Responsibility for the cyber-attack was claimed by the notorious Russian ransomware group C10p (Clop).  It is reported that they exploited a vulnerability in Progress Software's MOVEit file transfer tool, used by Zellis. Zellis have not confirmed whether or not any other of its clients have also been affected. However, it has been reported that Aer Lingus, the Nova Scotia Government and the University of Rochester in New York State have also been affected by the cyber-attack.
British Airways informed staff that employees' names, dates of birth, addresses, pay details, and banking information had been accessed.  The BBC stated that it believed that employees’ company ID and national insurance numbers were compromised but not banking information. Boots stated that the staff names, surnames, employee numbers, dates of birth, email addresses, home addresses, and national insurance numbers had been breached for a “very small number” of employees.
On the evening of 6th June 2023, Clop posted a notice on its darknet site stating that they had information on “hundreds of companies” and warning the affected organisations to contact them by 14th June 2023 to agree a ransom payment or they would publish the stolen data.
Sean Humber, a data breach specialist and partner at Leigh Day, who has successfully acted in a series of claims relating to the unauthorised disclosure of confidential information over the last 20 years, including claims against large multinational companies, stated:
“This is a serious data breach, particularly in the cases where financial information has been taken.  Clearly, for hackers to be able to access this personal data, something has gone badly wrong.  It will be important to critically review the adequacy or otherwise of the security measures in place and who bears responsibility for any shortcomings identified.  If it turns out that the security measures were not adequate, it is likely that those affected are likely to be entitled to compensation for the distress caused by the breach as well as any financial losses that they may have suffered.”
Gene Matthews, a partner at Leigh Day, who has successfully acted in a succession of large group claims over the last 20 years, added:
“This is likely to be a deeply worrying time for those who have been affected.  It is vital that the full extent of the data breach is clarified without further delay.  This means identifying all organisations that have been affected and what employee personal data from these organisations has been accessed.”
If you have been affected by this data breach and wish to register an interest in bringing a claim for compensation, without any obligation, please get in touch

*This article was updated on 7/6/23

Gene Matthews
Clinical trials Data protection and privacy Diesel emissions claims Group claims Human rights Medical devices Product safety

Gene Matthews

Gene specialises in consumer law, product liability and data protection claims mainly brought as group claims/ multi-party actions

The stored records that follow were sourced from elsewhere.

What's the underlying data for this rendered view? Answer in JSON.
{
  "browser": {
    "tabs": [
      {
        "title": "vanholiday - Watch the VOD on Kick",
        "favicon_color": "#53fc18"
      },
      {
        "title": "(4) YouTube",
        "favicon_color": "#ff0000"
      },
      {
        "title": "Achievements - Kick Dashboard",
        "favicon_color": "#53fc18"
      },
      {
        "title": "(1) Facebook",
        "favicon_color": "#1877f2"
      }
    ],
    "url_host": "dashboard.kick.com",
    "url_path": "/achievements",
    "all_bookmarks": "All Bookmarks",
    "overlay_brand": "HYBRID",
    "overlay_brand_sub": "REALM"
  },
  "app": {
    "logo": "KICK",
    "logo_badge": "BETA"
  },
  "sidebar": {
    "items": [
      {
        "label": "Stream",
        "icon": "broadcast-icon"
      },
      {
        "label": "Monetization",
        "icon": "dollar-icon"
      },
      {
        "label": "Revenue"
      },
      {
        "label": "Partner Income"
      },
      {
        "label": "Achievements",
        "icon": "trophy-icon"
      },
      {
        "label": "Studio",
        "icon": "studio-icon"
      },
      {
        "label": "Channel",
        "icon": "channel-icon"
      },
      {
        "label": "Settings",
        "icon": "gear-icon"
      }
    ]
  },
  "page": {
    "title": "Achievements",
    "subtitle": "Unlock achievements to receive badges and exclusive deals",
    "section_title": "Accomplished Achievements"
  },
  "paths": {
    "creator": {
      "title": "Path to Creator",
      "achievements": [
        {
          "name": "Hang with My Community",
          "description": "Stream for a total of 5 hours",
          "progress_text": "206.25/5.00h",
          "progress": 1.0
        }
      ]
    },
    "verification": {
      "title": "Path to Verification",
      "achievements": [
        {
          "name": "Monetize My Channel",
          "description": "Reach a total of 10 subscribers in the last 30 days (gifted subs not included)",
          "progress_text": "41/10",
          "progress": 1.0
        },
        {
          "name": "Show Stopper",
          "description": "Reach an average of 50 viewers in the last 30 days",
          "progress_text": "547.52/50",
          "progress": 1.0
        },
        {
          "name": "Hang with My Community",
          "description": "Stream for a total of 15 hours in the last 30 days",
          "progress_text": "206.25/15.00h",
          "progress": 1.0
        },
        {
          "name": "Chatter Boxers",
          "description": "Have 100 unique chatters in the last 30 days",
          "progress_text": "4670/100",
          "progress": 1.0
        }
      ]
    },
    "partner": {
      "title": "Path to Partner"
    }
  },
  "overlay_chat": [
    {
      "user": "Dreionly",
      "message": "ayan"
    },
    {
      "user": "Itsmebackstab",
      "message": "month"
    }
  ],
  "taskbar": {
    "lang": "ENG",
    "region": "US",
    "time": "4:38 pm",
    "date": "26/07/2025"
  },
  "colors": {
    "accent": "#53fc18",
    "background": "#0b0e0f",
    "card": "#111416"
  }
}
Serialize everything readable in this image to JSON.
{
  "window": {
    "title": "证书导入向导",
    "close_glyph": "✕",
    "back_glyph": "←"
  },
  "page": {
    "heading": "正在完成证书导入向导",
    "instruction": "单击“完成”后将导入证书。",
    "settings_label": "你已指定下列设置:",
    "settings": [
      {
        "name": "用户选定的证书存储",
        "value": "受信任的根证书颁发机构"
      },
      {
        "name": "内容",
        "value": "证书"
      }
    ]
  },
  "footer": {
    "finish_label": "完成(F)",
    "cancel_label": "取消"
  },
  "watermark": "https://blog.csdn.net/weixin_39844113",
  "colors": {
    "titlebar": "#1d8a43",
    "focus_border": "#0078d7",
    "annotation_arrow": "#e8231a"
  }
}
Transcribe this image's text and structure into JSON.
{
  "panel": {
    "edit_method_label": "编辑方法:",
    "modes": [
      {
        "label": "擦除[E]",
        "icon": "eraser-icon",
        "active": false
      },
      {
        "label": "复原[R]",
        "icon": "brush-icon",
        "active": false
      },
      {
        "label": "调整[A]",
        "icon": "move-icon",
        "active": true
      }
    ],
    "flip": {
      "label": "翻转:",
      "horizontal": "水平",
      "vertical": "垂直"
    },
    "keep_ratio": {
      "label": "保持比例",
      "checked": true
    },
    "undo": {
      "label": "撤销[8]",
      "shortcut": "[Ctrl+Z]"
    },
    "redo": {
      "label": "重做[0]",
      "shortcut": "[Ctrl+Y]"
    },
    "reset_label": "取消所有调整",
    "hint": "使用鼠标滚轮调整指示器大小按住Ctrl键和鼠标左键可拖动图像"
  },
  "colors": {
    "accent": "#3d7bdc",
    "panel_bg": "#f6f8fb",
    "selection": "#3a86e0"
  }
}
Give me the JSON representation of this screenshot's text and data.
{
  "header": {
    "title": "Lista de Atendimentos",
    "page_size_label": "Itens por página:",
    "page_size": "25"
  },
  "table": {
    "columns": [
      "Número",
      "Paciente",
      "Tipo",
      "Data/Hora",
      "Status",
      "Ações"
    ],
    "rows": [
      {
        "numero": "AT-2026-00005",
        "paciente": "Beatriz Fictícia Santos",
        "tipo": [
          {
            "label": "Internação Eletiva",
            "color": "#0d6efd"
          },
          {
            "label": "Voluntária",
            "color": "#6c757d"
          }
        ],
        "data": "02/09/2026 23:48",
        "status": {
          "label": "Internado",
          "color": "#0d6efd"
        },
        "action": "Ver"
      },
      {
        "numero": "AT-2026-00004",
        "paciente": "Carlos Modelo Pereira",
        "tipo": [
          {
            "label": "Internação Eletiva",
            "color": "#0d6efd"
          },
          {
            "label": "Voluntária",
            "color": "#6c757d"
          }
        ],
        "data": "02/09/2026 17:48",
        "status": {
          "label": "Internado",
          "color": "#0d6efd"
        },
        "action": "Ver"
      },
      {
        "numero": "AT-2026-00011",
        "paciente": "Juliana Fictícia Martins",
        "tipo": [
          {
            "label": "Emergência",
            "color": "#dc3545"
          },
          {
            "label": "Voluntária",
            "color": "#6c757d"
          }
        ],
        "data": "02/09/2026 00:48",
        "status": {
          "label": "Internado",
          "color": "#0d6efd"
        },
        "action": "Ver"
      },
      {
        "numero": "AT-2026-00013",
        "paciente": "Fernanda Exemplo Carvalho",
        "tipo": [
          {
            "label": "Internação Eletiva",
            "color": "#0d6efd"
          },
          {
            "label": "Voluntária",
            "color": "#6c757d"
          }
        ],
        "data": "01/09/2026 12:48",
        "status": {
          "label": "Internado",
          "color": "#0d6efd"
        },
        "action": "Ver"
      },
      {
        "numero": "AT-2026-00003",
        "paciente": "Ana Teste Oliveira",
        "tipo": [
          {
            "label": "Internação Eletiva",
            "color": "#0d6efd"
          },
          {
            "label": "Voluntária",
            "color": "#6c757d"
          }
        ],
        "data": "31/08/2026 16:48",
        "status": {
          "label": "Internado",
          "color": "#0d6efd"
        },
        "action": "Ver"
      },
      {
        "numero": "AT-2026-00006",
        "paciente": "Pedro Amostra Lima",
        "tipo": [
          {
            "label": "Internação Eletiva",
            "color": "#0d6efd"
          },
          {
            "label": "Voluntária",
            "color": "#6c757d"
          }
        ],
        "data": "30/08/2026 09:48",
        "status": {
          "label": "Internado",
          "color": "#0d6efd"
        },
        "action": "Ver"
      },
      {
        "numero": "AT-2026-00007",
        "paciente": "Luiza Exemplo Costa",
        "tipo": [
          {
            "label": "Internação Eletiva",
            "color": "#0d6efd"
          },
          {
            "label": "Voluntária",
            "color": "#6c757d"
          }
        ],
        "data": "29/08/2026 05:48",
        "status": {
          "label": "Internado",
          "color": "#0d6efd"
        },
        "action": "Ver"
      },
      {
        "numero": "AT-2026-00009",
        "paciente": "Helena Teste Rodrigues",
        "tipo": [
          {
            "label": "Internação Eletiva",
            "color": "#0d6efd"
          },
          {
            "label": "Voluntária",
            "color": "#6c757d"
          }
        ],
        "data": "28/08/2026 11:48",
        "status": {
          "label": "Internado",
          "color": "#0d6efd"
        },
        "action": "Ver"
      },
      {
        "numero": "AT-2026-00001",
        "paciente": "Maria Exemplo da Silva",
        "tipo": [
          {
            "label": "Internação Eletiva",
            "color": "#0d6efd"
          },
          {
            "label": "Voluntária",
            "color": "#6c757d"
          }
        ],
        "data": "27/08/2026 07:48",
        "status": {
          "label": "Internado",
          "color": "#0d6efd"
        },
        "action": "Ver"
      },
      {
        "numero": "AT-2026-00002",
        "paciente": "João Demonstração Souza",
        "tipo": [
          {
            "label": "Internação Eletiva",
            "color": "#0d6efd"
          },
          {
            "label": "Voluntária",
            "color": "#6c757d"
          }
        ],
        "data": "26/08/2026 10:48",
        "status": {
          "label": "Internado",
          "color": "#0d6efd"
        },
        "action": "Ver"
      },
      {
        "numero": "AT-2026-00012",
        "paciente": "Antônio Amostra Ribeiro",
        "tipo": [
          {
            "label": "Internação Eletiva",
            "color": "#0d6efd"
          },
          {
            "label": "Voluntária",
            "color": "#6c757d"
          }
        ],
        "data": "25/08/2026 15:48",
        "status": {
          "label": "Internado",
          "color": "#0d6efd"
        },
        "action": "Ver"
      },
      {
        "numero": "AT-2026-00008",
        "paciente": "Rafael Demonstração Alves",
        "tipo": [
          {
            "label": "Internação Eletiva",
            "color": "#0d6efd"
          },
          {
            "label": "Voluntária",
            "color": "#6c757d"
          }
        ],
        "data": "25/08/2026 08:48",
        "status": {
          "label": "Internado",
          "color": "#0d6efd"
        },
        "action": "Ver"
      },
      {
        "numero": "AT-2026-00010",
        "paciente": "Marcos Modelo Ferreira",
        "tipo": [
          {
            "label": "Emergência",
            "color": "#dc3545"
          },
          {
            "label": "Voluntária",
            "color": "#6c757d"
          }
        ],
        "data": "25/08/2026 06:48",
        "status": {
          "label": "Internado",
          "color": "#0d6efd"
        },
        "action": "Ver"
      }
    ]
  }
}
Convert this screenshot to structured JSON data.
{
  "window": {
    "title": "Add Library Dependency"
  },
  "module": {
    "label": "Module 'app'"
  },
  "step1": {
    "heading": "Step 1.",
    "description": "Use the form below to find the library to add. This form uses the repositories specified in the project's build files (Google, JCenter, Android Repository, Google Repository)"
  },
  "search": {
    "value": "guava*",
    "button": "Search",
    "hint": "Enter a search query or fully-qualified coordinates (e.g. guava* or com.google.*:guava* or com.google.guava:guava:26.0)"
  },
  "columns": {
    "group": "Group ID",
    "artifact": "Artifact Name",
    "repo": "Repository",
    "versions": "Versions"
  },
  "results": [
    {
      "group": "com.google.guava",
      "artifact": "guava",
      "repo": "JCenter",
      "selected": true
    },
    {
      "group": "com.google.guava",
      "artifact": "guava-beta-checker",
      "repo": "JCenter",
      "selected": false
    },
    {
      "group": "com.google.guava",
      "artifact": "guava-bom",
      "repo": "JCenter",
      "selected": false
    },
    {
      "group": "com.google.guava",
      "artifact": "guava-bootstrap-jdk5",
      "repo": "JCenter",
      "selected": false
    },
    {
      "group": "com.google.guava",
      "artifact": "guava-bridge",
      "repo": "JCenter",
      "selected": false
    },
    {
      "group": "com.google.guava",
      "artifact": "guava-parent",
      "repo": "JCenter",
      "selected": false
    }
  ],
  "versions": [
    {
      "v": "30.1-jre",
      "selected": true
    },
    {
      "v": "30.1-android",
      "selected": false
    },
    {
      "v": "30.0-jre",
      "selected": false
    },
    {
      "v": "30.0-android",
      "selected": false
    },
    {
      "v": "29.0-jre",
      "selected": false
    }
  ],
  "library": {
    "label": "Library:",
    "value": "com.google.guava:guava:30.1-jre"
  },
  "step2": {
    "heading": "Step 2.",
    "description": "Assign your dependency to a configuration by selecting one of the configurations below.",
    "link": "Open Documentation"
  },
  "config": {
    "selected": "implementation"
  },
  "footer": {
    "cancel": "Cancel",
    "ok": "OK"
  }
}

Sean Humber
Data protection and privacy Discrimination Environment Human rights Judicial review

Sean Humber

Sean is an experienced human rights lawyer and privacy breach compensation claims specialist